Source: Breitburn Energy Partners Files for Chapter 11 Bankruptcy – WSJ
SandRidge Energy has joined scores of energy companies seeking refuge from the oil crash in bankruptcy court, becoming one of the largest U.S. shale drillers to succumb to the downturn.The Oklahoma City oil company is seeking Chapter 11 bankruptcy protection with a plan in place to turn $3.7 billion in debt to stock, it said Monday. It has about $4 billion in debt and $7 billion in assets, according to court papers.The firm, which has about 800 employees, plans to put up its oil and gas reserves as collateral for a $425 million loan and acquire another $300 million in debt that will at some point convert to equity. It said it would have enough capital to keep running its oil and gas operations, which are mainly in Oklahoma and Texas.“The new capital structure will allow the company to concentrate on oil and gas exploration and development in our active Oklahoma and Colorado project areas,” Sandridge CEO James Bennett said in a written statement.SandRidge’s filing comes as U.S. energy bankruptcies are accelerating, and it brings the number of North American oil company bankruptcies since the downturn began to 74, according to Dallas law firm Haynes & Boone.

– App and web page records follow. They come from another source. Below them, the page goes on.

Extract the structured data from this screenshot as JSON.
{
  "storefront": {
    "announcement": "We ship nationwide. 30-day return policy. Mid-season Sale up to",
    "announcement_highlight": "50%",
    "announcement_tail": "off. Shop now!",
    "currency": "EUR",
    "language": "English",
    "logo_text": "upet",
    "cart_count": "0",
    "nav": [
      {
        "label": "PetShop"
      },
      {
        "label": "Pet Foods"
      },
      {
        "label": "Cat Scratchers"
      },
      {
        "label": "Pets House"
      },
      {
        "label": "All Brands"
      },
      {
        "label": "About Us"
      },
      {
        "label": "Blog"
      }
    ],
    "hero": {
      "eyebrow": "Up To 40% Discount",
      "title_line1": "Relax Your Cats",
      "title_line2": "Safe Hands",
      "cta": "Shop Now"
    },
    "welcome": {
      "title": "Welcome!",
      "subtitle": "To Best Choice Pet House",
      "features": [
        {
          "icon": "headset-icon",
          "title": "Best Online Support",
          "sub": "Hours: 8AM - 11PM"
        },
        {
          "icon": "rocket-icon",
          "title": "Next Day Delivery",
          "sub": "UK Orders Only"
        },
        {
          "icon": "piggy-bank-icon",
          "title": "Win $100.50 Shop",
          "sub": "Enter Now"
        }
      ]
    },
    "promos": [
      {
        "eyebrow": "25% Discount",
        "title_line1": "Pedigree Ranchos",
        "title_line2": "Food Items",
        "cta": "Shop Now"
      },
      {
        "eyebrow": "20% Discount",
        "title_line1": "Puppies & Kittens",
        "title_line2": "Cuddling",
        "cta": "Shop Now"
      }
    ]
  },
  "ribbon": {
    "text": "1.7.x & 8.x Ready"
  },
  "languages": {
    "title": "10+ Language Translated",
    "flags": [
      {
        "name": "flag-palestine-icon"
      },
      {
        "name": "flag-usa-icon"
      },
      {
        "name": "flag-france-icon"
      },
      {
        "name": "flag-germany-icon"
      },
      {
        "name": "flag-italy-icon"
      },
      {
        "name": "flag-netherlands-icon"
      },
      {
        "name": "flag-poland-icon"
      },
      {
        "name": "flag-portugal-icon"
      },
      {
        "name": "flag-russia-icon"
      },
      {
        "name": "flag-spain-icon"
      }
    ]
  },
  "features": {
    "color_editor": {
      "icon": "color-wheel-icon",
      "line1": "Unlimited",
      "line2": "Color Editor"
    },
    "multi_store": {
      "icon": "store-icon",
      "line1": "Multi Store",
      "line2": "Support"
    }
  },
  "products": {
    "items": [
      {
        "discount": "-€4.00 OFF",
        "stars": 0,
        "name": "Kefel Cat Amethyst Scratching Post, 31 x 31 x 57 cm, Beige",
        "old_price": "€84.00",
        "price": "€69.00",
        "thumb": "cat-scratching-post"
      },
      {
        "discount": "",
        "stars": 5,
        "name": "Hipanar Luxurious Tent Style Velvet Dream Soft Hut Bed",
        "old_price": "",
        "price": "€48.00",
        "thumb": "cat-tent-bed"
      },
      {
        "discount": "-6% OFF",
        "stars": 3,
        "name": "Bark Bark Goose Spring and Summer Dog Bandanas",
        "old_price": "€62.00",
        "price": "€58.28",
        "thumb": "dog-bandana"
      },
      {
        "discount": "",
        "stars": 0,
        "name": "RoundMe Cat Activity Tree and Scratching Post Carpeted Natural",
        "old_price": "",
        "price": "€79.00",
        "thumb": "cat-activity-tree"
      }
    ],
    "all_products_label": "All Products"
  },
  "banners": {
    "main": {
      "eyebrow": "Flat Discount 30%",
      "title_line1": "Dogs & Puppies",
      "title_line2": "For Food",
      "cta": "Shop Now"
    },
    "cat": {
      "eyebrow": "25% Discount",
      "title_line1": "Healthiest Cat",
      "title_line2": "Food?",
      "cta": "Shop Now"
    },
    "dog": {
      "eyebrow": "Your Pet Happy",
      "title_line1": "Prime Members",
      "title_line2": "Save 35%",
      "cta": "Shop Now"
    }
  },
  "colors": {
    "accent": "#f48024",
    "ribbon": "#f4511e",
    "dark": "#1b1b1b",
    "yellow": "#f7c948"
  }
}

Source: SandRidge Energy files for Chapter 11 bankruptcy | Fuel Fix